Christmas is a time of presents, snowy yards and roofs, Christmas trees, and of course, Christmas lights. Now you don't have to decorate like the Grizwalds, but let's face it, it is really nice to look at Christmas decorations as they sparkle in the darkness of the night. As you may have figured out, it's pretty hard to see decorations in the dark without a little help.
Those decorations are easily visible in the light of day, but at night they need a little help making them noticeable.
Yes, I'm talking about digging out the massive supply of Christmas lights, covering the yard, trees, and house until the utility company calls and tells you that you're using too much power! OK, maybe not, but there is nothing more frustrating than pulling these strands of lights out and having them not light up. I hear the same reply each year, how they worked just fine when I put them away last year.
Depending on the type of Christmas lighting string that you have, it could be as simple as a fuse has blown or a light bulb has burned out. I've also seen wires pulled from the wire connector and wires nicked. Knowing that there are many possibilities of Christmas light failure, I'd advise spending time going through each set of lights and checking them all before stringing any of them. Place all the working ones in one area and the non-working lights in another. The time spent in the beginning will save you time when you actually start stringing the lights.
There's nothing worse than stringing many sets of Christmas lights all over the tree, placing the garland around it so nicely, and getting all of those pretty Christmas balls, figurines, bows, and candy mounted on the tree branches, only to have the lights now work after the fact. Believe me, I have learned my lesson, at least a couple of times before I decided to check everything first before installing them on the tree.
With some of the steps I've listed below, you'll be able to find the trouble in no time. Take your time and follow the checklist to solve the trouble.
This time of year is definitely the time to decorate the tree with garland and Christmas lights. The glow of colored lights glistening throughout the house while waiting for old St. Nick. But what happens when the lights suddenly go out?

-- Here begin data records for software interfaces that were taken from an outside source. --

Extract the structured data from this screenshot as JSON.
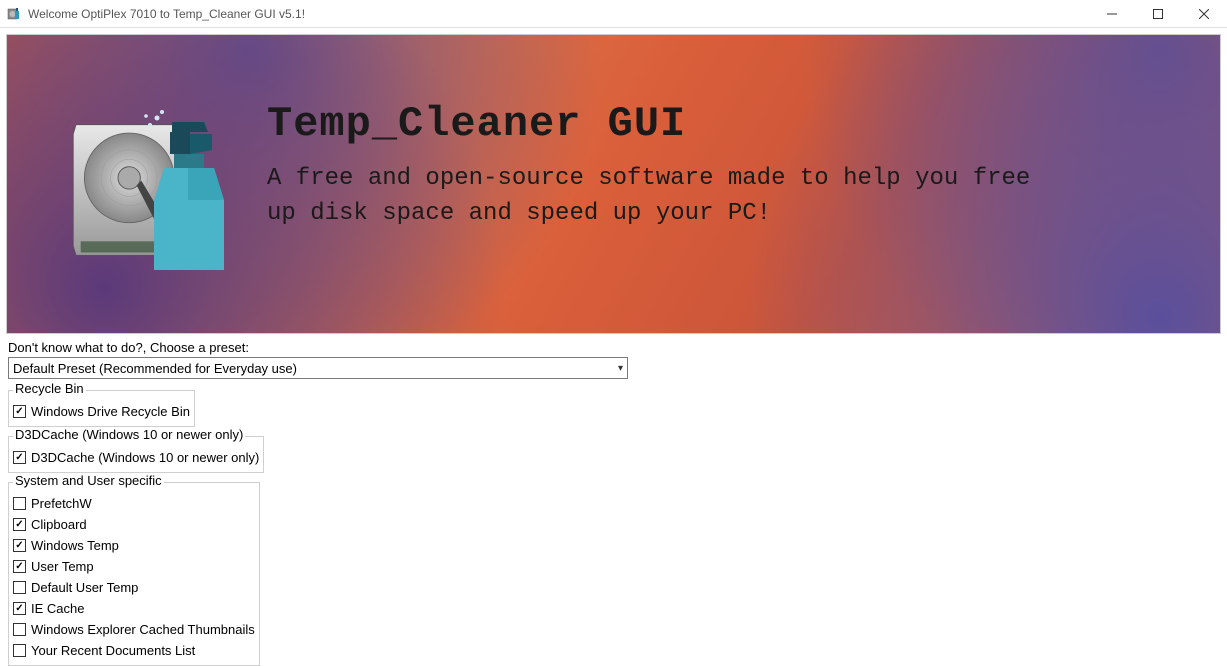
{
  "window": {
    "title": "Welcome OptiPlex 7010 to Temp_Cleaner GUI v5.1!"
  },
  "banner": {
    "title": "Temp_Cleaner GUI",
    "subtitle": "A free and open-source software made to help you free up disk space and speed up your PC!"
  },
  "preset": {
    "label": "Don't know what to do?, Choose a preset:",
    "selected": "Default Preset (Recommended for Everyday use)"
  },
  "groups": [
    {
      "name": "Recycle Bin",
      "items": [
        {
          "label": "Windows Drive Recycle Bin",
          "checked": true
        }
      ]
    },
    {
      "name": "D3DCache (Windows 10 or newer only)",
      "items": [
        {
          "label": "D3DCache (Windows 10 or newer only)",
          "checked": true
        }
      ]
    },
    {
      "name": "System and User specific",
      "items": [
        {
          "label": "PrefetchW",
          "checked": false
        },
        {
          "label": "Clipboard",
          "checked": true
        },
        {
          "label": "Windows Temp",
          "checked": true
        },
        {
          "label": "User Temp",
          "checked": true
        },
        {
          "label": "Default User Temp",
          "checked": false
        },
        {
          "label": "IE Cache",
          "checked": true
        },
        {
          "label": "Windows Explorer Cached Thumbnails",
          "checked": false
        },
        {
          "label": "Your Recent Documents List",
          "checked": false
        }
      ]
    }
  ]
}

Is Rudolf stealing the power to light his nose? Is there a power outage? Well, don't get too excited yet. Let's examine what some of the probable causes are and how to remedy the problems.
- Check the Circuit Breaker or Fuse Feeding the Circuit
Go to the electrical panel and check to see if any circuit breakers are tripped or fuse blown. Use a circuit tester to see if the outlet that the lights are plugged into is hot. If not and the circuit is on, turn the circuit off, remove the outlet, and check the connections to the outlet.
- Check the Fuses in the Christmas Lights
If the Christmas lights go out, it may be as simple as a fuse blowing within the light set itself. Located within the plug-in plug is a couple of fuses. They are hidden behind a sliding door that is clearly marked. Simply unplug the lights and slide the cover to expose the fuses. Remove the fuses and check them with an ohmmeter. If there is no resistance, they are good, but if there is infinite resistance, they are bad and should be replaced.
- Check the Individual Light Bulbs
Sometimes the Christmas light bulbs themselves are the troublemakers. They could be loose in the sockets and that can cause them not to light. A bulb could have fallen completely out of a socket or have a bulb wire bent to the side that isn't making contact with the socket contacts. Usually, you'll have some replacement bulbs that come with the lights for just such an emergency. Replace the bulbs if needed.